Study leave enables trainees to direct their own learning, meet their educational needs as set out in their personal development plan, and cover the wide range of knowledge and skills required by the RCGP curriculum.
This guidance note has been produced to provide GP trainees with the information they require for a broad understanding of their entitlements to study leave and how the process works.
National standards on study leave can be found in the GMC publication Generic standards for specialty including GP training. September 2009, updated October 2010 Deanery organised teaching as part of a GP training programme GP training programmes tend to include regular teaching sessions to help trainees cover the curriculum.
There are a number of non-standard terms that may be used across the deaneries to describe these deanery-organised locally-provided specialty-specific educational sessions. These teaching sessions may be funded by taking part of the individual trainee’s study budget allowance. Similarly, deanery or training programme organised training sessions are often taken from trainees study leave allocation. This may form a substantial part of the study leave allocation so trainees are advised to check with their deanery so they know how many days of study leave they have remaining.
The management of time away from the workplace for GP trainees
Trainees must be supplied with straightforward instructions on how to apply for study leave. This may be available online or trainees may be sent this information once they have been accepted onto a training programme.
The GMC publication Generic standards for specialty including GP training. September 2009, updated October 2010 states:
6.19 Trainees must be made aware how to apply for study leave and be guided as to appropriate courses and funding.
6.20 Trainees must be able to take study leave up to the maximum permitted in their terms and conditions of service.
6.21 The process for applying for study leave must be fair and transparent, and information about a deanery-level appeals process must be readily available.
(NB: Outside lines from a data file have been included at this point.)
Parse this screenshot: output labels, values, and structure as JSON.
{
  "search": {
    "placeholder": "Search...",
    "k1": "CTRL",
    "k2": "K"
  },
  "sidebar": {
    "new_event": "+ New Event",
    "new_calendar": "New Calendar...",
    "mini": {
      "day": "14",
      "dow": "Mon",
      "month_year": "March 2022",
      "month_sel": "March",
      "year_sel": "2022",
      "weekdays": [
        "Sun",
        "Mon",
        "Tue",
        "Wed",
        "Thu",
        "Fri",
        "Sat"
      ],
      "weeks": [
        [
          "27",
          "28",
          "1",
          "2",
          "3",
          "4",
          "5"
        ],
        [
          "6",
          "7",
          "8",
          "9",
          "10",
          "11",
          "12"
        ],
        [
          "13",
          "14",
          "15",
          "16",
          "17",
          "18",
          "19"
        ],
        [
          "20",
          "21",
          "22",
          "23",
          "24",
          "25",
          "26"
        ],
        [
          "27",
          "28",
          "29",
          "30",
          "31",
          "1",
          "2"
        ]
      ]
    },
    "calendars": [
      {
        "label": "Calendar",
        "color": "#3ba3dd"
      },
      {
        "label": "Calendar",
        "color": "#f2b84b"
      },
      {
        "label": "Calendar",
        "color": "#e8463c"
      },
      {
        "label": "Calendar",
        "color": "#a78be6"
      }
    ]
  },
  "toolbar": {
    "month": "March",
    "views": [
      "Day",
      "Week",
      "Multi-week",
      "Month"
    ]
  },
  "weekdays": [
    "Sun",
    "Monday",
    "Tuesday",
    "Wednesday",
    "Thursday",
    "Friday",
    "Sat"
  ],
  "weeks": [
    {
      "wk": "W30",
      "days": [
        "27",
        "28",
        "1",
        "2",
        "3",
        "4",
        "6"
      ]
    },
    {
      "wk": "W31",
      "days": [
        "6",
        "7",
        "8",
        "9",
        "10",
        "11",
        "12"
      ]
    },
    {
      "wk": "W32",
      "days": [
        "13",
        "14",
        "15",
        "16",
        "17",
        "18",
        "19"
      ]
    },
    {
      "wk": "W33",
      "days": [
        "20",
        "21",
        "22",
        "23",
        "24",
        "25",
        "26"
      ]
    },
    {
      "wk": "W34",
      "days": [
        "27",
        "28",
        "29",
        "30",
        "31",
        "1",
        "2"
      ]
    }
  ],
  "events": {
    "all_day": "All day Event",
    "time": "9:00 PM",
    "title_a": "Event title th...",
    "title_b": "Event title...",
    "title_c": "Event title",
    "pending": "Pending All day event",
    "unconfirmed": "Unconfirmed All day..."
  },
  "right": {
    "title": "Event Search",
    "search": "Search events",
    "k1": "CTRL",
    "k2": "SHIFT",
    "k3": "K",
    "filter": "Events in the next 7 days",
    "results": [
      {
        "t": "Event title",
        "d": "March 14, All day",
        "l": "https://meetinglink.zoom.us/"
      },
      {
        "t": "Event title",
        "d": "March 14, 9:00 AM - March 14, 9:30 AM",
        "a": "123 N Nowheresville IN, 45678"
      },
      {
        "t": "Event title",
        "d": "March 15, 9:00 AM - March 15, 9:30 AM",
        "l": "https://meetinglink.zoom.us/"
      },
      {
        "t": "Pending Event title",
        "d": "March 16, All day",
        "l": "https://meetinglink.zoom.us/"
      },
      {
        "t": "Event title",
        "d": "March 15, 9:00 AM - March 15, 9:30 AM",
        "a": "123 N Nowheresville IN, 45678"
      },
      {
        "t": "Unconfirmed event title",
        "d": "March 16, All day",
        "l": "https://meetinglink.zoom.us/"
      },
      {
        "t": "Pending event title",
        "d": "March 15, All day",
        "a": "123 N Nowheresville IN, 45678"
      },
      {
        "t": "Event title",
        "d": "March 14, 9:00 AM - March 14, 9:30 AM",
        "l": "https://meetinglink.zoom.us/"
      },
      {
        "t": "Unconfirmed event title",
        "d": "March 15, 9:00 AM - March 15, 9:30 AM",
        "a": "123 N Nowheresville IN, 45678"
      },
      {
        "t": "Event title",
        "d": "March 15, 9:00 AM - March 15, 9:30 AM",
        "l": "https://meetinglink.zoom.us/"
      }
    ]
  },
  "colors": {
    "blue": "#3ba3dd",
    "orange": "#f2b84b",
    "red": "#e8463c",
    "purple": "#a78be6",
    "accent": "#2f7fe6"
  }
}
Approval is likely to be required for all study leave. Depending on local guidance, this may need to be sought from one or more of Training Programme Director (TPD), Educational Supervisor (ES) and Clinical Supervisor (CS).
It is therefore advisable to make the request for study leave at the beginning of the placement or with an appropriate period of notice. It is good practice to seek support from your educational supervisor before you apply for study leave even when it is not mandatory.
It is important to plan study leave around clinical duties and rotas to ensure there is sufficient clinical cover and safe patient care. If any request cannot be supported because of service arrangements, it should still be submitted to help the programme director identify where further efforts may be needed in order to cater for the needs of trainees.
Where a trainee attends a course outside their working hours (eg at a weekend, or in the evening after work) this should not be deducted from their annual study leave entitlement.
Study leave request process
The TPD has a responsibility for all the educational activities that are considered to fall within the training programme. Trainees should expect to be released to attend educational sessions that are provided as part of the specialty training programme. Where attendance at any number of these sessions is mandated then any audit of applications for leave should reflect this.
Study leave is regulated and GP trainees should have employment contracts that stipulate annual study leave entitlement (for example 30 days per year). While study leave is described in terms of a number of days entitlement per year, most trainees will rotate through two or more placements per year when in hospital posts.
It is therefore important for trainees to negotiate their study leave allocation across the year with their clinical and education supervisors, rota co-ordinators, medical staffing and the Postgraduate Medical Education Department.
Clinical cover will likely need to be arranged to cover study leave, either where the request is made in advance of the rota being allocated or to change a rota that has already been produced. Some types of rota arrangements may mean that there are limited options for trainees to swap shifts to attend events that are held on fixed dates.
As part of the request process, it may also be necessary to request fees and other expenses associated with a study event. Trainees should also be aware that they make have to book a place on some study events. It is important that study leave is not be used to satisfy the employer’s requirements for mandatory training.